Emphysema is a condition that causes damage to the alveoli, the air sacs in your lungs. The walls of the damaged air sacs become stretched out and cause your lungs to get bigger. This makes it harder to move your air in and out. It is the most common form of the condition known as chronic obstructive pulmonary disease (COPD) and is typically triggered by long-term cigarette smoking. Estimates show that approximately 200 million people around the world are affected. Unfortunately, there is no cure for this disease of the lungs.
A study conducted by researchers at Weill Cornell Medicine and NewYork-Presbyterian found that specialized endothelial cells may hold the key to treating emphysema. Endothelial cells line the inner surface of blood vessels and have been shown to play an important role in protecting and restoring the health of key organs. Specifically, lung endothelial cells line the inner surface of the lung’s network of blood vessels.
As part of their research, the team studied lung tissue from human emphysema patients while also looking at lung issue from mice with an induced form of the disease. What they found that was that changes in the activity of certain genes in lung endothelial cells and the loss of those cells was associated with decreased lung function and other indicators of emphysema progression.
The researchers then infused mice with induced emphysema with healthy lung endothelial cells from genetically identical mice and the results were astounding. The team showed that they could prevent and/or reverse most of the lung damage that was seen in untreated mice. By contrast, injecting other cell types, including endothelial cells from other tissues, did not have the same effect.
The team believes that this treatment effect might have to do with differences in the molecules secreted by diseased versus healthy lung endothelial cells. To back up this claim, they found that lung endothelial cells in both humans and mice with emphysema showed sharp increases in production of LRG1, a molecule that promotes new blood vessel growth that has been linked to retinal and kidney diseases as well as some cancers. Additionally, when the researchers deleted the gene for LRG1 from lung endothelial cells in mice, the lungs were largely protected from the lung damage of induced emphysema, much as they had been by the endothelial cell therapy.

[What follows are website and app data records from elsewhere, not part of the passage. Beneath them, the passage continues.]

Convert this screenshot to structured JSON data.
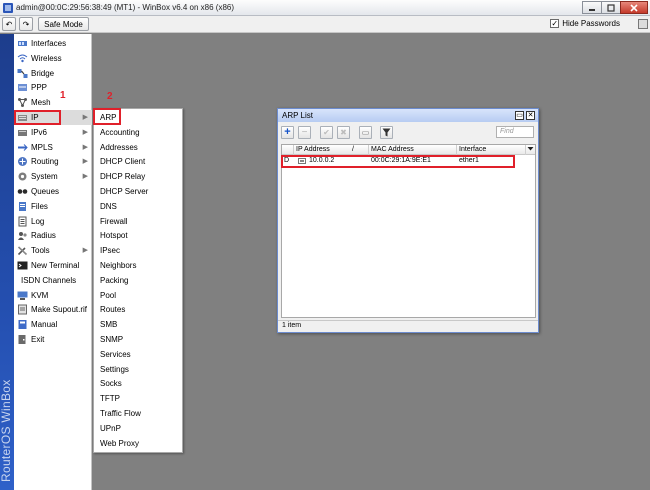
{
  "window": {
    "title": "admin@00:0C:29:56:38:49 (MT1) - WinBox v6.4 on x86 (x86)",
    "minimize_label": "_",
    "maximize_label": "□",
    "close_label": "✕"
  },
  "toolbar": {
    "undo_label": "↶",
    "redo_label": "↷",
    "safe_mode_label": "Safe Mode",
    "hide_passwords_label": "Hide Passwords",
    "hide_passwords_checked": true,
    "check_mark": "✓"
  },
  "brand": {
    "vertical_text": "RouterOS WinBox"
  },
  "sidebar": {
    "items": [
      {
        "label": "Interfaces",
        "icon": "interfaces-icon",
        "has_submenu": false
      },
      {
        "label": "Wireless",
        "icon": "wireless-icon",
        "has_submenu": false
      },
      {
        "label": "Bridge",
        "icon": "bridge-icon",
        "has_submenu": false
      },
      {
        "label": "PPP",
        "icon": "ppp-icon",
        "has_submenu": false
      },
      {
        "label": "Mesh",
        "icon": "mesh-icon",
        "has_submenu": false
      },
      {
        "label": "IP",
        "icon": "ip-icon",
        "has_submenu": true,
        "selected": true
      },
      {
        "label": "IPv6",
        "icon": "ipv6-icon",
        "has_submenu": true
      },
      {
        "label": "MPLS",
        "icon": "mpls-icon",
        "has_submenu": true
      },
      {
        "label": "Routing",
        "icon": "routing-icon",
        "has_submenu": true
      },
      {
        "label": "System",
        "icon": "system-icon",
        "has_submenu": true
      },
      {
        "label": "Queues",
        "icon": "queues-icon",
        "has_submenu": false
      },
      {
        "label": "Files",
        "icon": "files-icon",
        "has_submenu": false
      },
      {
        "label": "Log",
        "icon": "log-icon",
        "has_submenu": false
      },
      {
        "label": "Radius",
        "icon": "radius-icon",
        "has_submenu": false
      },
      {
        "label": "Tools",
        "icon": "tools-icon",
        "has_submenu": true
      },
      {
        "label": "New Terminal",
        "icon": "terminal-icon",
        "has_submenu": false
      },
      {
        "label": "ISDN Channels",
        "icon": "",
        "has_submenu": false
      },
      {
        "label": "KVM",
        "icon": "kvm-icon",
        "has_submenu": false
      },
      {
        "label": "Make Supout.rif",
        "icon": "supout-icon",
        "has_submenu": false
      },
      {
        "label": "Manual",
        "icon": "manual-icon",
        "has_submenu": false
      },
      {
        "label": "Exit",
        "icon": "exit-icon",
        "has_submenu": false
      }
    ],
    "submenu_arrow": "▶"
  },
  "ip_submenu": {
    "items": [
      "ARP",
      "Accounting",
      "Addresses",
      "DHCP Client",
      "DHCP Relay",
      "DHCP Server",
      "DNS",
      "Firewall",
      "Hotspot",
      "IPsec",
      "Neighbors",
      "Packing",
      "Pool",
      "Routes",
      "SMB",
      "SNMP",
      "Services",
      "Settings",
      "Socks",
      "TFTP",
      "Traffic Flow",
      "UPnP",
      "Web Proxy"
    ]
  },
  "annotations": {
    "step1": "1",
    "step2": "2"
  },
  "arp_window": {
    "title": "ARP List",
    "find_placeholder": "Find",
    "add_label": "+",
    "remove_label": "−",
    "enable_label": "✔",
    "disable_label": "✖",
    "comment_label": "▭",
    "filter_label": "▼",
    "restore_label": "▭",
    "close_label": "✕",
    "columns": [
      "",
      "IP Address",
      "/",
      "MAC Address",
      "Interface"
    ],
    "rows": [
      {
        "flag": "D",
        "ip": "10.0.0.2",
        "mac": "00:0C:29:1A:9E:E1",
        "interface": "ether1"
      }
    ],
    "status": "1 item"
  },
  "colors": {
    "accent": "#244fb0",
    "annotation_red": "#e0202a",
    "add_blue": "#1553c8",
    "desktop": "#808080"
  }
}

In a news release from Cornell, Dr. Alexandra Racanelli, a co-first author on this study and an instructor of medicine in the Division of Pulmonary and Critical Care Medicine at Weill Cornell Medicine and a pulmonologist at NewYork-Presbyterian/Weill Cornell Medical Center, had this to say about the results.
“Taken together, our data strongly suggest the critical role of endothelial cell function in mediating the pathogenesis of COPD/emphysema. Targeting endothelial cell biology by administering healthy lung endothelial cells and/or inhibiting the LRG1 pathway may therefore represent strategies of immense potential for the treatment of patients with advanced COPD or emphysema.”
The full study was published in the Journal of Experimental Medicine.